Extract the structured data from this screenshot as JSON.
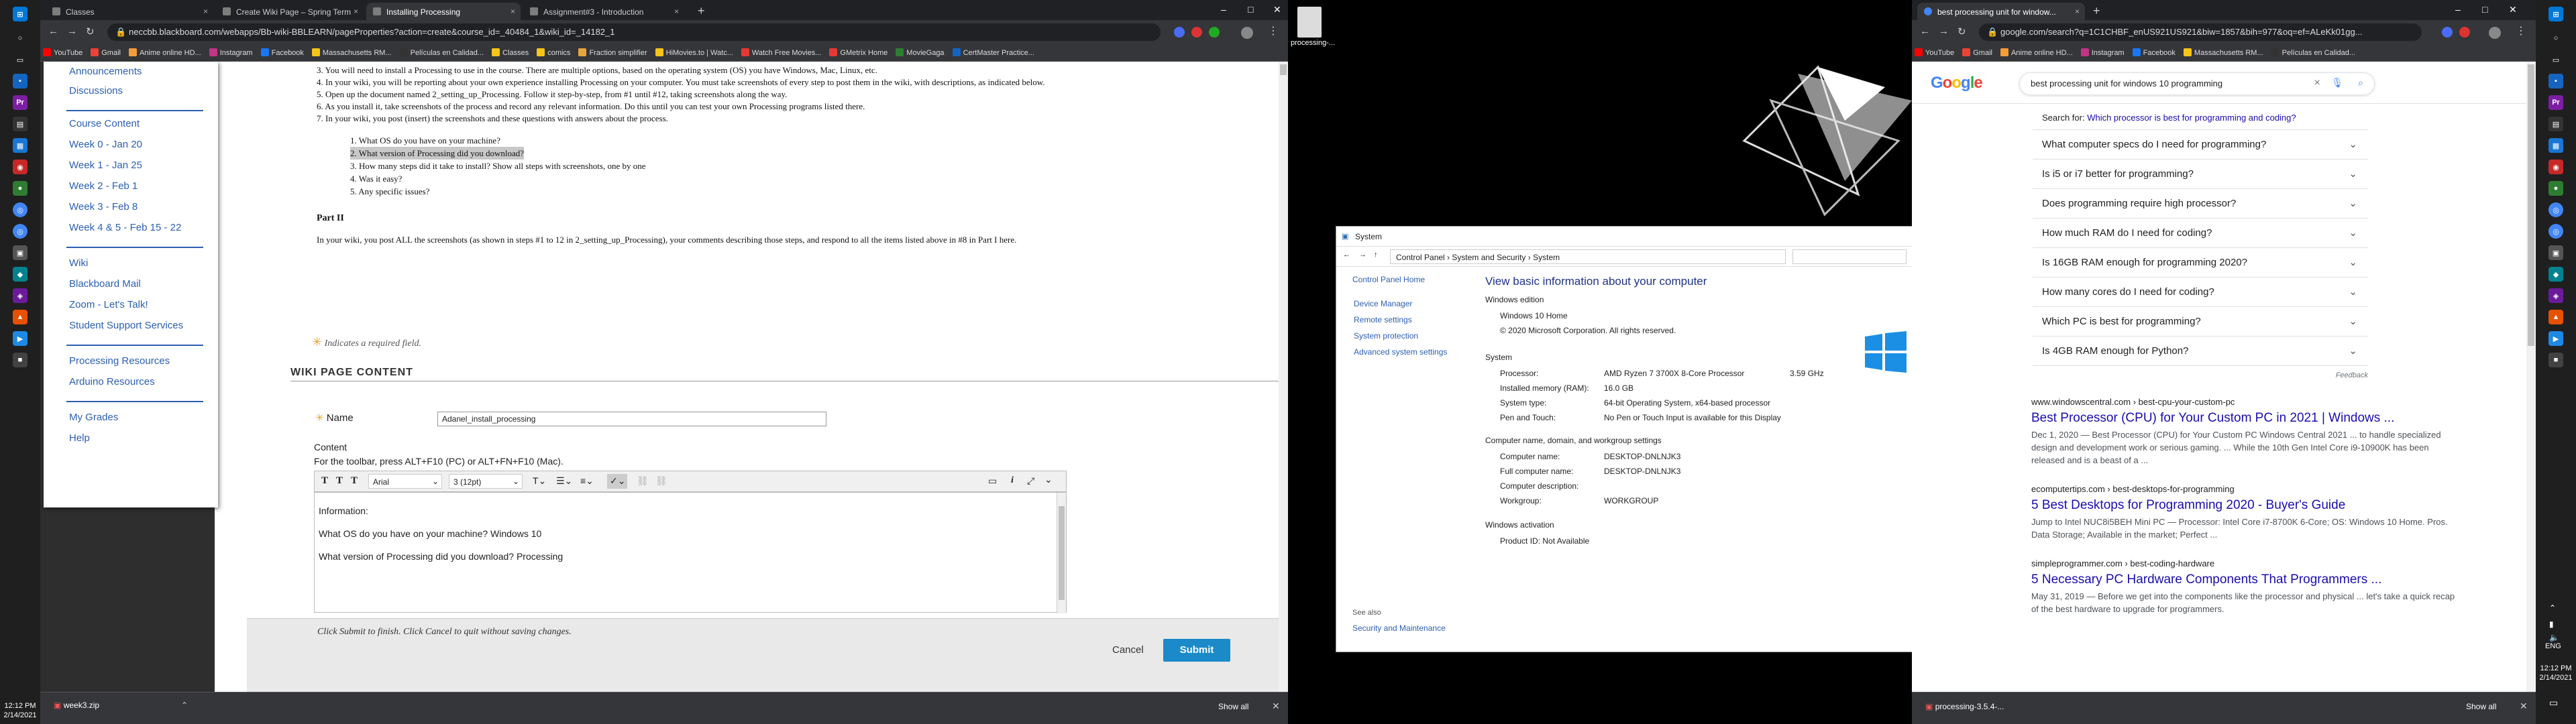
{
  "taskbar_left": {
    "time": "12:12 PM",
    "date": "2/14/2021"
  },
  "taskbar_right": {
    "time": "12:12 PM",
    "date": "2/14/2021",
    "lang": "ENG"
  },
  "left_browser": {
    "tabs": [
      {
        "label": "Classes"
      },
      {
        "label": "Create Wiki Page – Spring Term"
      },
      {
        "label": "Installing Processing"
      },
      {
        "label": "Assignment#3 - Introduction"
      }
    ],
    "url": "neccbb.blackboard.com/webapps/Bb-wiki-BBLEARN/pageProperties?action=create&course_id=_40484_1&wiki_id=_14182_1",
    "bookmarks": [
      "YouTube",
      "Gmail",
      "Anime online HD...",
      "Instagram",
      "Facebook",
      "Massachusetts RM...",
      "Películas en Calidad...",
      "Classes",
      "comics",
      "Fraction simplifier",
      "HiMovies.to | Watc...",
      "Watch Free Movies...",
      "GMetrix Home",
      "MovieGaga",
      "CertMaster Practice..."
    ],
    "sidebar": {
      "top": [
        "Announcements",
        "Discussions"
      ],
      "section": "Course Content",
      "weeks": [
        "Week 0 - Jan 20",
        "Week 1 - Jan 25",
        "Week 2 - Feb 1",
        "Week 3 - Feb 8",
        "Week 4 & 5 - Feb 15 - 22"
      ],
      "links1": [
        "Wiki",
        "Blackboard Mail",
        "Zoom - Let's Talk!",
        "Student Support Services"
      ],
      "links2": [
        "Processing Resources",
        "Arduino Resources"
      ],
      "links3": [
        "My Grades",
        "Help"
      ]
    },
    "steps": [
      "3.  You will need to install a Processing to use in the course. There are multiple options, based on the operating system (OS) you have Windows, Mac, Linux, etc.",
      "4.  In your wiki, you will be reporting about your own experience installing Processing on your computer. You must take screenshots of every step to post them in the wiki, with descriptions, as indicated below.",
      "5.  Open up the document named 2_setting_up_Processing. Follow it step-by-step, from #1 until #12, taking screenshots along the way.",
      "6.  As you install it, take screenshots of the process and record any relevant information. Do this until you can test your own Processing programs listed there.",
      "7.  In your wiki, you post (insert) the screenshots and these questions with answers about the process."
    ],
    "questions": [
      "1.  What OS do you have on your machine?",
      "2.  What version of Processing did you download?",
      "3.  How many steps did it take to install? Show all steps with screenshots, one by one",
      "4.  Was it easy?",
      "5.  Any specific issues?"
    ],
    "part2_title": "Part II",
    "part2_text": "In your wiki, you post ALL the screenshots (as shown in steps #1 to 12 in 2_setting_up_Processing), your comments describing those steps, and respond to all the items listed above in #8 in Part I here.",
    "required": "Indicates a required field.",
    "section_title": "WIKI PAGE CONTENT",
    "name_label": "Name",
    "name_value": "Adanel_install_processing",
    "content_label": "Content",
    "toolbar_hint": "For the toolbar, press ALT+F10 (PC) or ALT+FN+F10 (Mac).",
    "font": "Arial",
    "size": "3 (12pt)",
    "editor_lines": [
      "Information:",
      "What OS do you have on your machine? Windows 10",
      "What version of Processing did you download? Processing"
    ],
    "submit_hint": "Click Submit to finish. Click Cancel to quit without saving changes.",
    "cancel": "Cancel",
    "submit": "Submit",
    "download": "week3.zip",
    "show_all": "Show all"
  },
  "desktop": {
    "icon_label": "processing-..."
  },
  "system": {
    "title": "System",
    "breadcrumb": [
      "Control Panel",
      "System and Security",
      "System"
    ],
    "cp_home": "Control Panel Home",
    "left_links": [
      "Device Manager",
      "Remote settings",
      "System protection",
      "Advanced system settings"
    ],
    "heading": "View basic information about your computer",
    "edition_h": "Windows edition",
    "edition": "Windows 10 Home",
    "copyright": "© 2020 Microsoft Corporation. All rights reserved.",
    "system_h": "System",
    "rows": [
      [
        "Processor:",
        "AMD Ryzen 7 3700X 8-Core Processor",
        "3.59 GHz"
      ],
      [
        "Installed memory (RAM):",
        "16.0 GB",
        ""
      ],
      [
        "System type:",
        "64-bit Operating System, x64-based processor",
        ""
      ],
      [
        "Pen and Touch:",
        "No Pen or Touch Input is available for this Display",
        ""
      ]
    ],
    "name_h": "Computer name, domain, and workgroup settings",
    "name_rows": [
      [
        "Computer name:",
        "DESKTOP-DNLNJK3"
      ],
      [
        "Full computer name:",
        "DESKTOP-DNLNJK3"
      ],
      [
        "Computer description:",
        ""
      ],
      [
        "Workgroup:",
        "WORKGROUP"
      ]
    ],
    "act_h": "Windows activation",
    "act": "Product ID: Not Available",
    "see_also": "See also",
    "sec_maint": "Security and Maintenance"
  },
  "right_browser": {
    "tab": "best processing unit for window...",
    "url": "google.com/search?q=1C1CHBF_enUS921US921&biw=1857&bih=977&oq=ef=ALeKk01gg...",
    "bookmarks": [
      "YouTube",
      "Gmail",
      "Anime online HD...",
      "Instagram",
      "Facebook",
      "Massachusetts RM...",
      "Películas en Calidad..."
    ],
    "query": "best processing unit for windows 10 programming",
    "search_for_prefix": "Search for: ",
    "search_for": "Which processor is best for programming and coding?",
    "paa": [
      "What computer specs do I need for programming?",
      "Is i5 or i7 better for programming?",
      "Does programming require high processor?",
      "How much RAM do I need for coding?",
      "Is 16GB RAM enough for programming 2020?",
      "How many cores do I need for coding?",
      "Which PC is best for programming?",
      "Is 4GB RAM enough for Python?"
    ],
    "feedback": "Feedback",
    "results": [
      {
        "site": "www.windowscentral.com › best-cpu-your-custom-pc",
        "title": "Best Processor (CPU) for Your Custom PC in 2021 | Windows ...",
        "snip": "Dec 1, 2020 — Best Processor (CPU) for Your Custom PC Windows Central 2021 ... to handle specialized design and development work or serious gaming. ... While the 10th Gen Intel Core i9-10900K has been released and is a beast of a ..."
      },
      {
        "site": "ecomputertips.com › best-desktops-for-programming",
        "title": "5 Best Desktops for Programming 2020 - Buyer's Guide",
        "snip": "Jump to Intel NUC8i5BEH Mini PC — Processor: Intel Core i7-8700K 6-Core; OS: Windows 10 Home. Pros. Data Storage; Available in the market; Perfect ..."
      },
      {
        "site": "simpleprogrammer.com › best-coding-hardware",
        "title": "5 Necessary PC Hardware Components That Programmers ...",
        "snip": "May 31, 2019 — Before we get into the components like the processor and physical ... let's take a quick recap of the best hardware to upgrade for programmers."
      }
    ],
    "download": "processing-3.5.4-...",
    "show_all": "Show all"
  }
}
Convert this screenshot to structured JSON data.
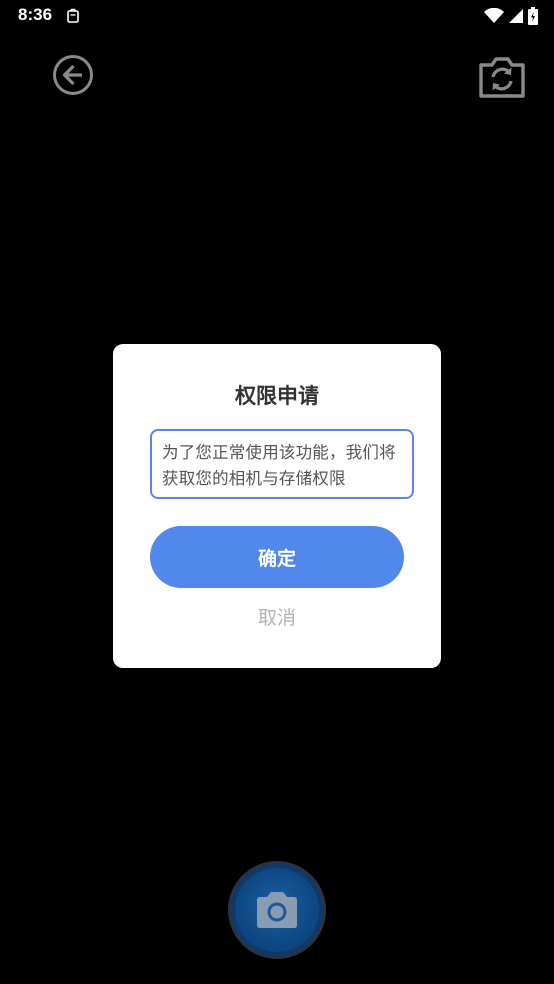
{
  "status_bar": {
    "time": "8:36",
    "notification_icon": "clipboard-icon",
    "wifi_icon": "wifi-icon",
    "signal_icon": "cell-signal-icon",
    "battery_icon": "battery-icon"
  },
  "camera": {
    "back_icon": "arrow-left-circle-icon",
    "switch_camera_icon": "camera-switch-icon",
    "shutter_icon": "camera-icon"
  },
  "dialog": {
    "title": "权限申请",
    "message": "为了您正常使用该功能，我们将获取您的相机与存储权限",
    "confirm_label": "确定",
    "cancel_label": "取消"
  },
  "colors": {
    "background": "#000000",
    "accent": "#5287ec",
    "dialog_bg": "#ffffff",
    "cancel_text": "#b3b3b3"
  }
}
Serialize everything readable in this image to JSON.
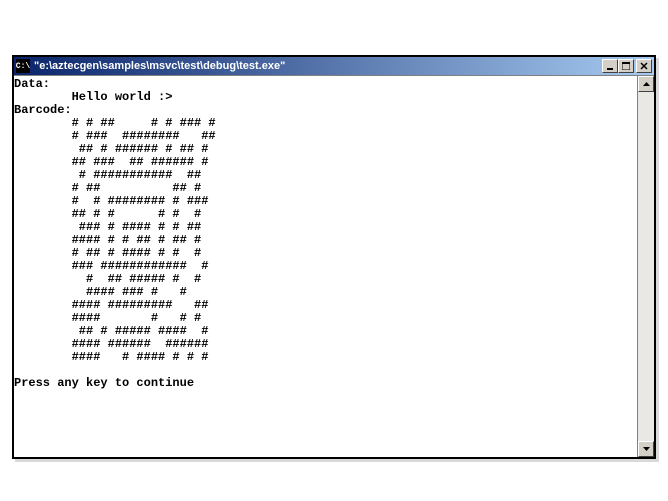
{
  "window": {
    "icon_label": "C:\\",
    "title": "\"e:\\aztecgen\\samples\\msvc\\test\\debug\\test.exe\""
  },
  "console": {
    "data_label": "Data:",
    "data_value": "        Hello world :>",
    "barcode_label": "Barcode:",
    "barcode_lines": [
      "        # # ##     # # ### #",
      "        # ###  ########   ##",
      "         ## # ###### # ## #",
      "        ## ###  ## ###### #",
      "         # ###########  ##",
      "        # ##          ## #",
      "        #  # ######## # ###",
      "        ## # #      # #  #",
      "         ### # #### # # ##",
      "        #### # # ## # ## #",
      "        # ## # #### # #  #",
      "        ### ############  #",
      "          #  ## ##### #  #",
      "          #### ### #   #",
      "        #### #########   ##",
      "        ####       #   # #",
      "         ## # ##### ####  #",
      "        #### ######  ######",
      "        ####   # #### # # #"
    ],
    "continue_prompt": "Press any key to continue"
  }
}
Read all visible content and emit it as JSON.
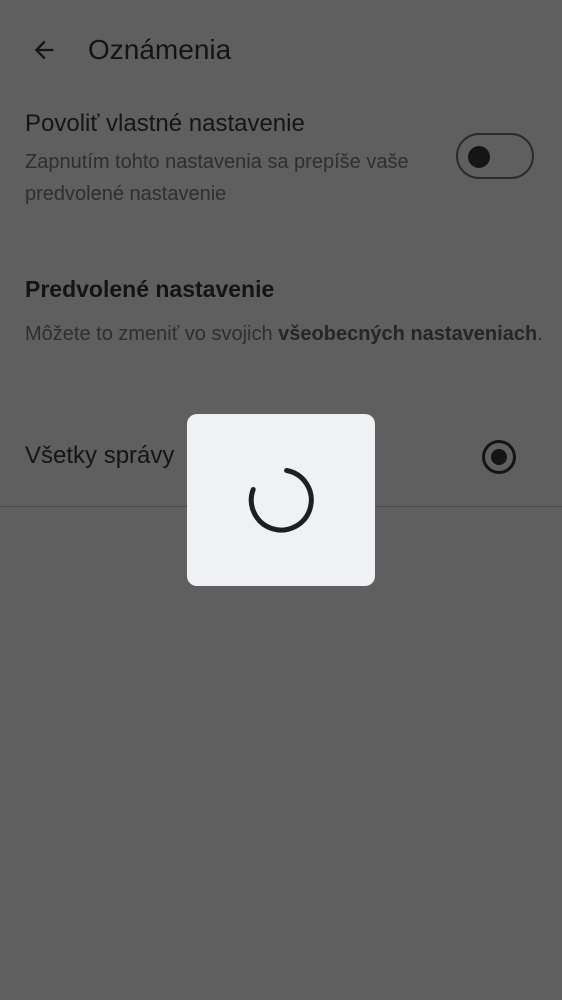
{
  "header": {
    "title": "Oznámenia",
    "back_icon": "arrow-back-icon"
  },
  "custom_setting": {
    "title": "Povoliť vlastné nastavenie",
    "description": "Zapnutím tohto nastavenia sa prepíše vaše predvolené nastavenie",
    "toggle_on": false
  },
  "default_section": {
    "title": "Predvolené nastavenie",
    "description_prefix": "Môžete to zmeniť vo svojich ",
    "description_link": "všeobecných nastaveniach",
    "description_suffix": "."
  },
  "options": [
    {
      "label": "Všetky správy",
      "selected": true
    }
  ],
  "overlay": {
    "type": "loading-dialog",
    "icon": "spinner-icon"
  },
  "colors": {
    "scrim": "#5f5f60",
    "dialog": "#f0f1f5",
    "text": "#141416"
  }
}
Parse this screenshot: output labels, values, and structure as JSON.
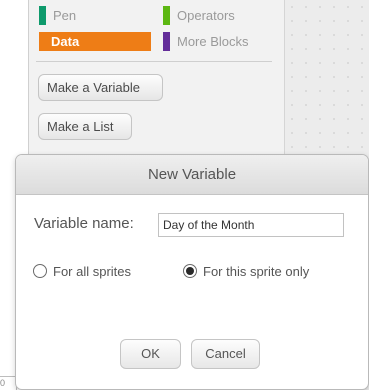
{
  "palette": {
    "categories": [
      {
        "label": "Pen",
        "color": "#0e9a6c"
      },
      {
        "label": "Operators",
        "color": "#5cb712"
      },
      {
        "label": "Data",
        "color": "#ee7d16",
        "selected": true
      },
      {
        "label": "More Blocks",
        "color": "#632d99"
      }
    ],
    "make_variable_label": "Make a Variable",
    "make_list_label": "Make a List"
  },
  "corner_value": "0",
  "dialog": {
    "title": "New Variable",
    "name_label": "Variable name:",
    "name_value": "Day of the Month",
    "radio_all_label": "For all sprites",
    "radio_this_label": "For this sprite only",
    "radio_selected": "For this sprite only",
    "ok_label": "OK",
    "cancel_label": "Cancel"
  }
}
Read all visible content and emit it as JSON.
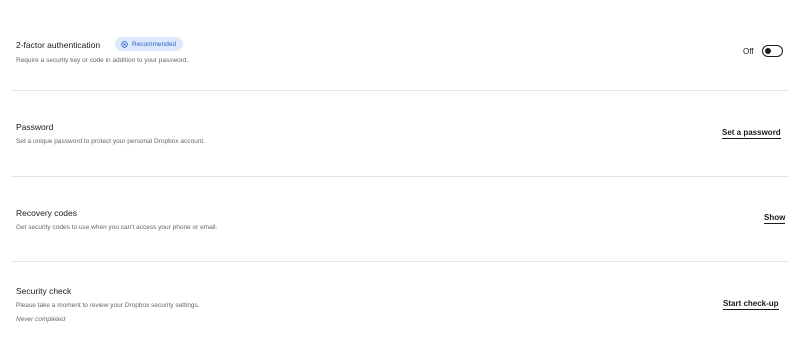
{
  "two_factor": {
    "title": "2-factor authentication",
    "badge": "Recommended",
    "description": "Require a security key or code in addition to your password.",
    "toggle_state": "Off"
  },
  "password": {
    "title": "Password",
    "description": "Set a unique password to protect your personal Dropbox account.",
    "action": "Set a password"
  },
  "recovery_codes": {
    "title": "Recovery codes",
    "description": "Get security codes to use when you can't access your phone or email.",
    "action": "Show"
  },
  "security_check": {
    "title": "Security check",
    "description": "Please take a moment to review your Dropbox security settings.",
    "note": "Never completed",
    "action": "Start check-up"
  },
  "colors": {
    "badge_bg": "#dce9fb",
    "badge_text": "#2f63c8",
    "divider": "#e6e4e0",
    "text": "#1e1919",
    "muted": "#6b6660"
  }
}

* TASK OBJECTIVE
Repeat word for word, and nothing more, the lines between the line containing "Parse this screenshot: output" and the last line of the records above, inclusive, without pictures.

* FINISHED EXERCISE
Parse this screenshot: output labels, values, and structure as JSON.
{
  "palette": {
    "categories": [
      {
        "label": "Pen",
        "color": "#0e9a6c"
      },
      {
        "label": "Operators",
        "color": "#5cb712"
      },
      {
        "label": "Data",
        "color": "#ee7d16",
        "selected": true
      },
      {
        "label": "More Blocks",
        "color": "#632d99"
      }
    ],
    "make_variable_label": "Make a Variable",
    "make_list_label": "Make a List"
  },
  "corner_value": "0",
  "dialog": {
    "title": "New Variable",
    "name_label": "Variable name:",
    "name_value": "Day of the Month",
    "radio_all_label": "For all sprites",
    "radio_this_label": "For this sprite only",
    "radio_selected": "For this sprite only",
    "ok_label": "OK",
    "cancel_label": "Cancel"
  }
}
Read all visible content and emit it as JSON.
{
  "two_factor": {
    "title": "2-factor authentication",
    "badge": "Recommended",
    "description": "Require a security key or code in addition to your password.",
    "toggle_state": "Off"
  },
  "password": {
    "title": "Password",
    "description": "Set a unique password to protect your personal Dropbox account.",
    "action": "Set a password"
  },
  "recovery_codes": {
    "title": "Recovery codes",
    "description": "Get security codes to use when you can't access your phone or email.",
    "action": "Show"
  },
  "security_check": {
    "title": "Security check",
    "description": "Please take a moment to review your Dropbox security settings.",
    "note": "Never completed",
    "action": "Start check-up"
  },
  "colors": {
    "badge_bg": "#dce9fb",
    "badge_text": "#2f63c8",
    "divider": "#e6e4e0",
    "text": "#1e1919",
    "muted": "#6b6660"
  }
}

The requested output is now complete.